One morning this past week had a forecast for a colorful sunrise, so I set the alarm for 5:00 am. Our two dogs were not impressed by the early hour, but they cooperated. I set out for my location in the dark and cold as it was around 27 degrees for a spring day that was not yet spring. There was not much color in the sky the hour before sunrise and decided to go to a second location rather than my previously scouted spot. I arrived about 45 minutes prior to sunrise and could see a little color in the distance, but not enough to photograph. I waited until 20 minutes before sunrise and decided to check out my original choice. Again, there was not much of any color in the sky. I was starting to think the morning was a loss. I drove to another location that faced southwest hoping I might find some good lighting. Nothing. I had my heavy down parka with a hood, warm hat, and good gloves, but I was contemplating calling the day a loss.
Sometimes, you have to rethink your plans
I needed to rethink my morning as the sunrise was over and I did not have a good photograph. After some creative thought, I settled on two other locations that would have side lighting that might create some interesting shadows and patterns. I arrived at the right time and set up my camera for a shot across the valley. The buds on the tree were barely visible and showed very little color on this not yet spring day. However, the sun was warming the trees and the forest floor enough that colorful buds started to appear a few days later as did some of the early wildflowers.
Is there water in the creek?

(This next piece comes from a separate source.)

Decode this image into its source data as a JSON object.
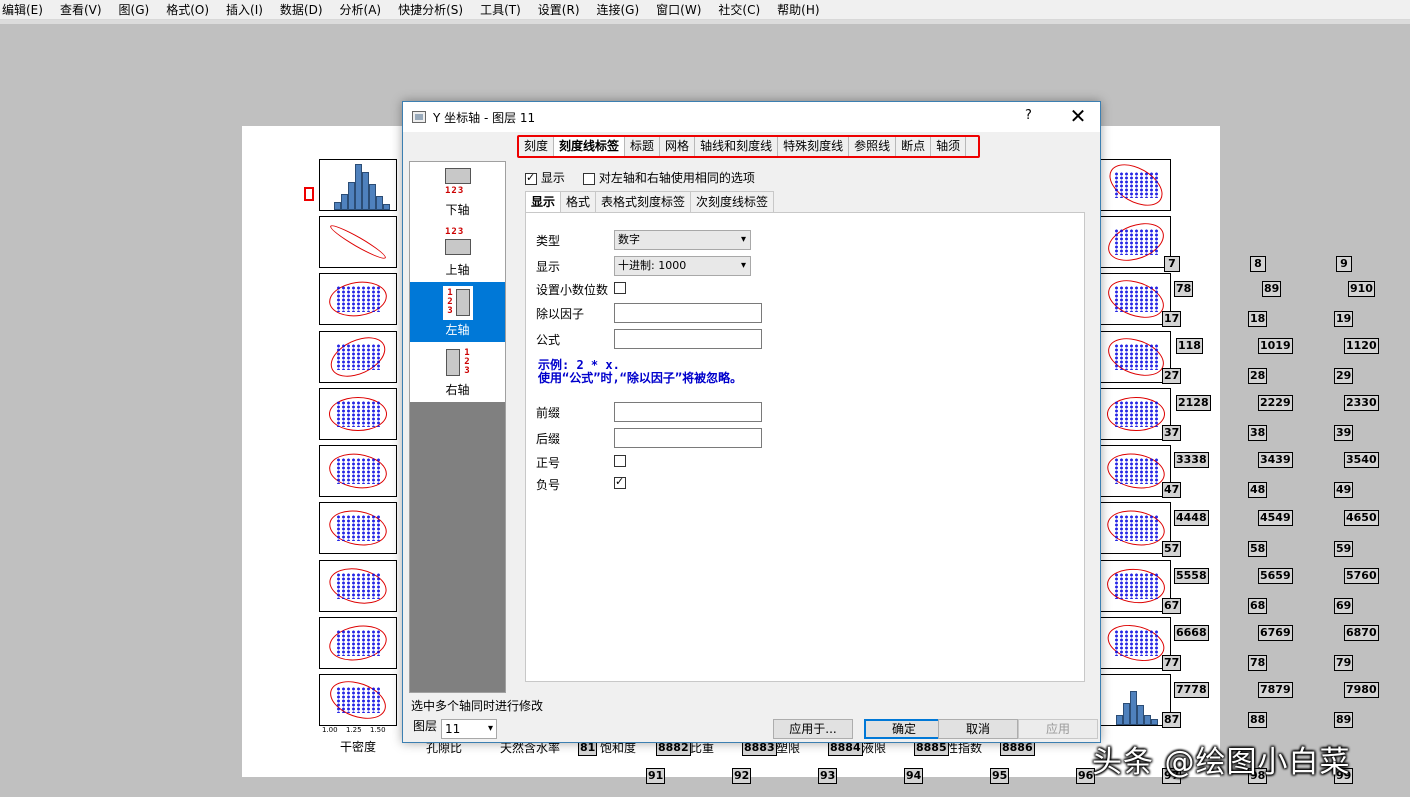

My next stop was Skinner Creek. I have tried to photograph this creek on multiple occasions, but there is never any water flowing. We have had a wet winter and it rained a day or two before my trip. I was not optimistic there would be flowing water, but decided to visit the site and search for some other scenes along the way. To my surprise, there was water in the creek and my timing was great. I was early enough that the sun was not over a distant ridge that would cause glare on the water. It is not yet spring, but there is some green from the moss and evergreens. I’ll return to this location sometime next summer or fall after we have some rain, although I have found this creek dry after some heavy rains.

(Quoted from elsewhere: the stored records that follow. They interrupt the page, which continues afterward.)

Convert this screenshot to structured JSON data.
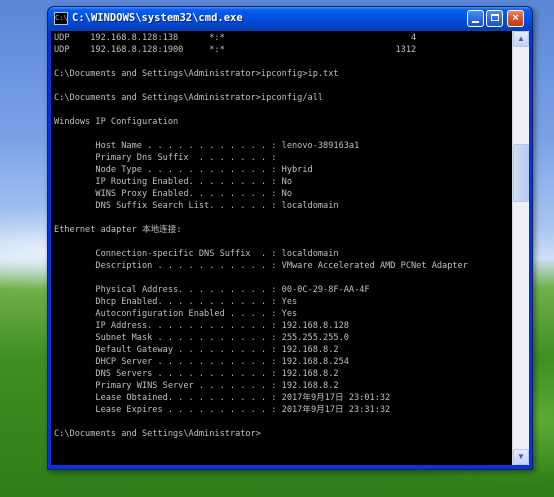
{
  "window": {
    "title": "C:\\WINDOWS\\system32\\cmd.exe",
    "icon_label": "C:\\",
    "buttons": {
      "minimize": "minimize",
      "maximize": "maximize",
      "close": "×"
    }
  },
  "scrollbar": {
    "up": "▲",
    "down": "▼"
  },
  "console": {
    "lines": [
      "UDP    192.168.8.128:138      *:*                                    4",
      "UDP    192.168.8.128:1900     *:*                                 1312",
      "",
      "C:\\Documents and Settings\\Administrator>ipconfig>ip.txt",
      "",
      "C:\\Documents and Settings\\Administrator>ipconfig/all",
      "",
      "Windows IP Configuration",
      "",
      "        Host Name . . . . . . . . . . . . : lenovo-389163a1",
      "        Primary Dns Suffix  . . . . . . . :",
      "        Node Type . . . . . . . . . . . . : Hybrid",
      "        IP Routing Enabled. . . . . . . . : No",
      "        WINS Proxy Enabled. . . . . . . . : No",
      "        DNS Suffix Search List. . . . . . : localdomain",
      "",
      "Ethernet adapter 本地连接:",
      "",
      "        Connection-specific DNS Suffix  . : localdomain",
      "        Description . . . . . . . . . . . : VMware Accelerated AMD PCNet Adapter",
      "",
      "        Physical Address. . . . . . . . . : 00-0C-29-8F-AA-4F",
      "        Dhcp Enabled. . . . . . . . . . . : Yes",
      "        Autoconfiguration Enabled . . . . : Yes",
      "        IP Address. . . . . . . . . . . . : 192.168.8.128",
      "        Subnet Mask . . . . . . . . . . . : 255.255.255.0",
      "        Default Gateway . . . . . . . . . : 192.168.8.2",
      "        DHCP Server . . . . . . . . . . . : 192.168.8.254",
      "        DNS Servers . . . . . . . . . . . : 192.168.8.2",
      "        Primary WINS Server . . . . . . . : 192.168.8.2",
      "        Lease Obtained. . . . . . . . . . : 2017年9月17日 23:01:32",
      "        Lease Expires . . . . . . . . . . : 2017年9月17日 23:31:32",
      "",
      "C:\\Documents and Settings\\Administrator>"
    ]
  }
}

In April, I am leading a wildflower hike at the T.C. Steele State Historic site. I believe the hike is free, but you must register. Near the end of the month, I will make presentation on landscape photography at Wilson park in Bedford.